_Task details:_ Repeat every record below exactly as it appears.

______________________________

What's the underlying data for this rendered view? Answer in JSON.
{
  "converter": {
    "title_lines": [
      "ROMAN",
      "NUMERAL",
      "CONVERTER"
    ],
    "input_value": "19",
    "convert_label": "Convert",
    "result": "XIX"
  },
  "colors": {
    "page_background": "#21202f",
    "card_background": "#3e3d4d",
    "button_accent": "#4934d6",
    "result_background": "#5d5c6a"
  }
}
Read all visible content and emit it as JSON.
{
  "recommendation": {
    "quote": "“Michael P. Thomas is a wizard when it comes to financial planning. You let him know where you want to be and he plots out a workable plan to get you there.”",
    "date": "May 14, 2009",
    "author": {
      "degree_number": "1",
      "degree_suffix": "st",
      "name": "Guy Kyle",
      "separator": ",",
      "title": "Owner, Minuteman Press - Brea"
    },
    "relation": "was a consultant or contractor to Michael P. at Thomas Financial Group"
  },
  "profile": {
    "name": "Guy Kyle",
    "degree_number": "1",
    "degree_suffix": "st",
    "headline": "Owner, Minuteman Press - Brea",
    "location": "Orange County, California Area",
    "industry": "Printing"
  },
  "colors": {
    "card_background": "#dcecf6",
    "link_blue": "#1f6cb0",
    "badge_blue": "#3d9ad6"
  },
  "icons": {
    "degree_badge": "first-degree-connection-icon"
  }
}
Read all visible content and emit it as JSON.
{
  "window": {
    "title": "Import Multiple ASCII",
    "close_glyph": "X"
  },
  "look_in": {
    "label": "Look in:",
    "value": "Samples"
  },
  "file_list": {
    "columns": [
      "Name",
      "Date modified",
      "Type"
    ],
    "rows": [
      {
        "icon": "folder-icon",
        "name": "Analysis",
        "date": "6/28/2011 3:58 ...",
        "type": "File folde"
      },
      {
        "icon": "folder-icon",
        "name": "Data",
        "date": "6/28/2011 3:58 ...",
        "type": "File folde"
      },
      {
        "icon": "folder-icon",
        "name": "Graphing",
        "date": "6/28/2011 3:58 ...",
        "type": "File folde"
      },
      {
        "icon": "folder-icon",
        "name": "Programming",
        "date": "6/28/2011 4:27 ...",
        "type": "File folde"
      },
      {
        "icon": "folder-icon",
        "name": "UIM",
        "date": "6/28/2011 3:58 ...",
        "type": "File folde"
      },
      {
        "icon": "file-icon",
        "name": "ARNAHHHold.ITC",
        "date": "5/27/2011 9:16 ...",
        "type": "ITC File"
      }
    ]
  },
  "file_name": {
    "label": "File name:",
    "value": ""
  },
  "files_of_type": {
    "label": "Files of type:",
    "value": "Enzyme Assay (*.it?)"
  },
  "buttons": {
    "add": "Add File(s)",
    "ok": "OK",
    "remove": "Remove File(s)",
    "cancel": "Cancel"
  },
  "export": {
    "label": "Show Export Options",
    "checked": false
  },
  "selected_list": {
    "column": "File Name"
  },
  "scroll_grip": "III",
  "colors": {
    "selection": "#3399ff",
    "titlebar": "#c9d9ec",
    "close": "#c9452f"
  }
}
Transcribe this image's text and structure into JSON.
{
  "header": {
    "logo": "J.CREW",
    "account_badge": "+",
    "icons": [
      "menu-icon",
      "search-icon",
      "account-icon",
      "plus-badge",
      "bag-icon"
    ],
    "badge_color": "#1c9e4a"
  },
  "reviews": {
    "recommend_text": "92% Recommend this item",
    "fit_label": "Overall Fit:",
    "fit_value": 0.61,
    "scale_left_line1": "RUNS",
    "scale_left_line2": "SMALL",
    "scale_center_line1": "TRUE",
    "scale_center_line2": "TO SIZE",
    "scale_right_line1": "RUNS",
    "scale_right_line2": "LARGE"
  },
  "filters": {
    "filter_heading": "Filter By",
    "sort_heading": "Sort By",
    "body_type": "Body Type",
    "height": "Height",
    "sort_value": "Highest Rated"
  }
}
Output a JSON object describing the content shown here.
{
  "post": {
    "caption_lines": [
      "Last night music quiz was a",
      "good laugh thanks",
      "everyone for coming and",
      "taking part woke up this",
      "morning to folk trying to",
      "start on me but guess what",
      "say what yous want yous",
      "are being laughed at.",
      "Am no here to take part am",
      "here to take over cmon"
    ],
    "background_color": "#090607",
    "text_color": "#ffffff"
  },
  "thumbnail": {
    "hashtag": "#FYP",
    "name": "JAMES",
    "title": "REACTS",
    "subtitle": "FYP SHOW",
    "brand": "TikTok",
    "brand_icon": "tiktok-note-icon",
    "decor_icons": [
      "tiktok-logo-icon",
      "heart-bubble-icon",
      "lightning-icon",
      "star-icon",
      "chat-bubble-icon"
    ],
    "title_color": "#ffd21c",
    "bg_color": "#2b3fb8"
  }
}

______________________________

_Task response:_
What's the underlying data for this rendered view? Answer in JSON.
{
  "converter": {
    "title_lines": [
      "ROMAN",
      "NUMERAL",
      "CONVERTER"
    ],
    "input_value": "19",
    "convert_label": "Convert",
    "result": "XIX"
  },
  "colors": {
    "page_background": "#21202f",
    "card_background": "#3e3d4d",
    "button_accent": "#4934d6",
    "result_background": "#5d5c6a"
  }
}
Read all visible content and emit it as JSON.
{
  "recommendation": {
    "quote": "“Michael P. Thomas is a wizard when it comes to financial planning. You let him know where you want to be and he plots out a workable plan to get you there.”",
    "date": "May 14, 2009",
    "author": {
      "degree_number": "1",
      "degree_suffix": "st",
      "name": "Guy Kyle",
      "separator": ",",
      "title": "Owner, Minuteman Press - Brea"
    },
    "relation": "was a consultant or contractor to Michael P. at Thomas Financial Group"
  },
  "profile": {
    "name": "Guy Kyle",
    "degree_number": "1",
    "degree_suffix": "st",
    "headline": "Owner, Minuteman Press - Brea",
    "location": "Orange County, California Area",
    "industry": "Printing"
  },
  "colors": {
    "card_background": "#dcecf6",
    "link_blue": "#1f6cb0",
    "badge_blue": "#3d9ad6"
  },
  "icons": {
    "degree_badge": "first-degree-connection-icon"
  }
}
Read all visible content and emit it as JSON.
{
  "window": {
    "title": "Import Multiple ASCII",
    "close_glyph": "X"
  },
  "look_in": {
    "label": "Look in:",
    "value": "Samples"
  },
  "file_list": {
    "columns": [
      "Name",
      "Date modified",
      "Type"
    ],
    "rows": [
      {
        "icon": "folder-icon",
        "name": "Analysis",
        "date": "6/28/2011 3:58 ...",
        "type": "File folde"
      },
      {
        "icon": "folder-icon",
        "name": "Data",
        "date": "6/28/2011 3:58 ...",
        "type": "File folde"
      },
      {
        "icon": "folder-icon",
        "name": "Graphing",
        "date": "6/28/2011 3:58 ...",
        "type": "File folde"
      },
      {
        "icon": "folder-icon",
        "name": "Programming",
        "date": "6/28/2011 4:27 ...",
        "type": "File folde"
      },
      {
        "icon": "folder-icon",
        "name": "UIM",
        "date": "6/28/2011 3:58 ...",
        "type": "File folde"
      },
      {
        "icon": "file-icon",
        "name": "ARNAHHHold.ITC",
        "date": "5/27/2011 9:16 ...",
        "type": "ITC File"
      }
    ]
  },
  "file_name": {
    "label": "File name:",
    "value": ""
  },
  "files_of_type": {
    "label": "Files of type:",
    "value": "Enzyme Assay (*.it?)"
  },
  "buttons": {
    "add": "Add File(s)",
    "ok": "OK",
    "remove": "Remove File(s)",
    "cancel": "Cancel"
  },
  "export": {
    "label": "Show Export Options",
    "checked": false
  },
  "selected_list": {
    "column": "File Name"
  },
  "scroll_grip": "III",
  "colors": {
    "selection": "#3399ff",
    "titlebar": "#c9d9ec",
    "close": "#c9452f"
  }
}
Transcribe this image's text and structure into JSON.
{
  "header": {
    "logo": "J.CREW",
    "account_badge": "+",
    "icons": [
      "menu-icon",
      "search-icon",
      "account-icon",
      "plus-badge",
      "bag-icon"
    ],
    "badge_color": "#1c9e4a"
  },
  "reviews": {
    "recommend_text": "92% Recommend this item",
    "fit_label": "Overall Fit:",
    "fit_value": 0.61,
    "scale_left_line1": "RUNS",
    "scale_left_line2": "SMALL",
    "scale_center_line1": "TRUE",
    "scale_center_line2": "TO SIZE",
    "scale_right_line1": "RUNS",
    "scale_right_line2": "LARGE"
  },
  "filters": {
    "filter_heading": "Filter By",
    "sort_heading": "Sort By",
    "body_type": "Body Type",
    "height": "Height",
    "sort_value": "Highest Rated"
  }
}
Output a JSON object describing the content shown here.
{
  "post": {
    "caption_lines": [
      "Last night music quiz was a",
      "good laugh thanks",
      "everyone for coming and",
      "taking part woke up this",
      "morning to folk trying to",
      "start on me but guess what",
      "say what yous want yous",
      "are being laughed at.",
      "Am no here to take part am",
      "here to take over cmon"
    ],
    "background_color": "#090607",
    "text_color": "#ffffff"
  },
  "thumbnail": {
    "hashtag": "#FYP",
    "name": "JAMES",
    "title": "REACTS",
    "subtitle": "FYP SHOW",
    "brand": "TikTok",
    "brand_icon": "tiktok-note-icon",
    "decor_icons": [
      "tiktok-logo-icon",
      "heart-bubble-icon",
      "lightning-icon",
      "star-icon",
      "chat-bubble-icon"
    ],
    "title_color": "#ffd21c",
    "bg_color": "#2b3fb8"
  }
}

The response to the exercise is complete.